New research commissioned by Exasol has found that 68% of data teams are unable to extract the data insights needed by their organizations’ decision makers. The report, titled “Data Strategy and Culture: Paving the Way to the Cloud,” also found that 80% of data decision makers say their current IT infrastructure makes it hard to democratize data, further limiting their ability to extract value from insights.
According to the research, 96% of respondents believe a cloud model can make it easier to democratize data in an organization. Meanwhile, 73% state that migrating some or all data workloads to the cloud had a positive impact on what they can do with their data. Of these respondents, 51% report that the cloud has improved ease of access and shareability of data, and 46% cite faster query response times.
“Many businesses are only scratching the surface of what’s possible with their data. Any organization with an infrastructure that slows down data access for its teams has a fundamental problem. Four out of five decision makers in our study have reported performance issues. This is unacceptable,” says Mathias Golombek, chief technology officer at Exasol. “You can’t be a data-driven business if your teams can’t work with the data, or if it takes them too long to find what they need.”
The report further revealed that decision makers perceive a lack of data strategy understanding at the senior management level (40%) and widespread (52%) resistance to the adoption of data-driven methods. The study also found additional disjointed approaches to data strategy, culture, IT infrastructure and cloud migration as potential causes of this problem.
“Putting data strategy first is essential to making sure that businesses can move at a speed they want to, rather than a speed they are forced to by an infrastructure decision. That’s why the choice of deployment model must come after establishing a clear data strategy and an effective data culture,” says Golombek. “How your people feel about working with data is a big part of the equation. Limitations can cause frustration and prevent your teams from becoming truly data-driven.”
The survey was conducted by Sapio Research of over 2,000 data strategy decision makers from four key markets—the UK, Germany, the United States and China.

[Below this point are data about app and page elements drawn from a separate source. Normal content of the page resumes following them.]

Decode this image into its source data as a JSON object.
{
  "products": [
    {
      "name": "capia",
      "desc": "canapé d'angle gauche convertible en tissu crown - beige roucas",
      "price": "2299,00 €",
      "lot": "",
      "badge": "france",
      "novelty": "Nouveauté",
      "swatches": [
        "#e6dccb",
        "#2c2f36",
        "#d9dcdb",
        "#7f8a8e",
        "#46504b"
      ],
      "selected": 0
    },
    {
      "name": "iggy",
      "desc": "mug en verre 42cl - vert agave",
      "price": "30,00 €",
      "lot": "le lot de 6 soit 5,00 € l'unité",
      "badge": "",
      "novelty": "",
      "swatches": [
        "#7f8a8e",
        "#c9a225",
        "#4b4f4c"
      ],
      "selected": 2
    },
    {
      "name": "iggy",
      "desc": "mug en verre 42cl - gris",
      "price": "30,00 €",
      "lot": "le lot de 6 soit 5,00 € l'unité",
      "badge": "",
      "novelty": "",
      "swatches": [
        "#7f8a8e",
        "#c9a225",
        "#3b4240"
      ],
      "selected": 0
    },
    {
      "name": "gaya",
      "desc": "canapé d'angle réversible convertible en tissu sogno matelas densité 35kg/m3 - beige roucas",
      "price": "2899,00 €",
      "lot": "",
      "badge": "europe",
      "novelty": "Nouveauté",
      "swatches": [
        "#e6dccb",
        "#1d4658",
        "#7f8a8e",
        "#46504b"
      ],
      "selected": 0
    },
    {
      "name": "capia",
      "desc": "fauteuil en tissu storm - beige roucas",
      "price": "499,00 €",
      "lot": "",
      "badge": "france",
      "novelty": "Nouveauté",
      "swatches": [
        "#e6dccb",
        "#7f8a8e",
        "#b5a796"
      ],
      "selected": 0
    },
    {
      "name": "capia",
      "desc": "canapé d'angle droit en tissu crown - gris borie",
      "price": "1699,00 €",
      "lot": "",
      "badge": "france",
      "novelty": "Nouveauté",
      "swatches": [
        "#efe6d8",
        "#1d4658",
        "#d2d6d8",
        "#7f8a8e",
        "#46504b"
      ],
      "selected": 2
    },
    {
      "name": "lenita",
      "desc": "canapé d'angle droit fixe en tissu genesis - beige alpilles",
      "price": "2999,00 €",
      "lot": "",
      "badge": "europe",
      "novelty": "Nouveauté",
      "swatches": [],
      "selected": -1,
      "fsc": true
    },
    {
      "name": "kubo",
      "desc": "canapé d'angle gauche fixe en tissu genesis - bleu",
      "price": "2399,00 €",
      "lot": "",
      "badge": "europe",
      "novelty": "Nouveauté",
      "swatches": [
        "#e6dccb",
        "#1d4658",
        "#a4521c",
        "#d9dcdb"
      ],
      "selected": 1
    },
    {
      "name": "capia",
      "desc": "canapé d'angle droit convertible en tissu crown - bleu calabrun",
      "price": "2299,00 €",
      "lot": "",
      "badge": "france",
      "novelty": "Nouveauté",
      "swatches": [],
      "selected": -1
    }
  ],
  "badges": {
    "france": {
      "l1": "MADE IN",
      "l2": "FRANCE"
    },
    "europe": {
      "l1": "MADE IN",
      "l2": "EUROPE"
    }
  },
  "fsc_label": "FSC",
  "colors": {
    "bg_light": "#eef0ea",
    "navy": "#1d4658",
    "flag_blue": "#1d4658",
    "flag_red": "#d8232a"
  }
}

Respondents work in a broad range of business roles – from C-level through to marketing and operations – and are all responsible for gathering or applying insights from data.